Experts agree the amount of money you’ll pay for having an accredited inspector give your would-be dream home a thorough once-over will be worth it.

Don’t believe us? Consider the average price of a home sold in Winnipeg in 2017 was $280,439 so the $500 to $1,000 you shell out to a home inspector is a fraction of one per cent of the total outlay.

In fact, it’s practically a rounding error, so get off your wallet already.

Because the soil conditions can vary widely from one part of Winnipeg to another, getting a home inspection is an important step in understanding how to maintain your new home, said Marcia Bergen, Realtor.

“In Manitoba, buying a home is caveat emptor, buyer beware. If you didn’t get a home inspection and you find a problem with your home later on, you’re probably screwed. The onus is on the buyer to do the due diligence,” she said.

In fact, even if you discovered that the vendor lied to you in a property disclosure statement or covered up a major flaw in the house and didn’t tell you about it before you bought the place and you didn’t have a home inspection, you’re looking at a minimum of $10,000 to take them to court, she said.

The decision whether to get a home inspection is ultimately the buyer’s choice, said Chris Dudeck, president of WinnipegREALTORs and Realtor. Getting one can help you sleep well at night, he said.

“For people who aren’t comfortable proceeding without one, it gives them peace of mind that there won’t be any surprises for the first little while after they move into their new home,” he said.

Not only that, but a home inspection is also a great tool for new home buyers to budget for their near-term maintenance costs.

“If the shingles on the roof aren’t brand new but they’re not in need of replacement yet, a home inspector can say how much life is left in them so you can plan a few years down the road for a roof replacement,” he said.

It also doesn’t hurt to hear an expert’s opinion of, well, everything, in your new home.

“(Walking through) with a home inspector is a great tutorial on home maintenance.
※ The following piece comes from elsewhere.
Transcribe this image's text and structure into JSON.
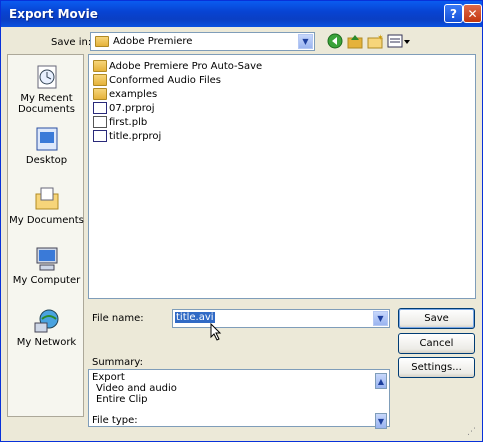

Even if they find a minor repair, they’ll describe how to do that repair and advise you on what could go wrong if the repair isn’t done,” he said.

So, how do you pick a home inspector from the phone book? Dudeck recommends calling the Canadian Association of Home & Property Inspectors to check in with them.

“If you’re in a competing offer situation, the fewer the conditions on your offer, the more attractive it is to the seller. A home inspection definitely makes your offer less competitive,”

That doesn’t mean you’re out of luck but it will require you to get creative. Dudeck said if the buyers have a specific offer date, you can ask them to allow a home inspector inside beforehand.

“Then you can write their offer without the clause because they’ve already had it done,“ he said.

There are other benefits to having a home inspector, including running the serial numbers on your appliances to see if any recalls have been announced on them.

Any inspector who is willing to conduct a home inspection for less than $500 should probably be avoided like the plague, Bergen said.

You can also purchase different levels of home inspection. For example, if you suspect your would-be home may have had a water problem at some point, you can pay an additional fee to the home inspector to test for higher-than-normal moisture levels or mould.

“Some of the inspectors have cameras to see through the foundation walls or through any cracking to find any kind of moisture in a wall. That’s very helpful in our climate,” she said.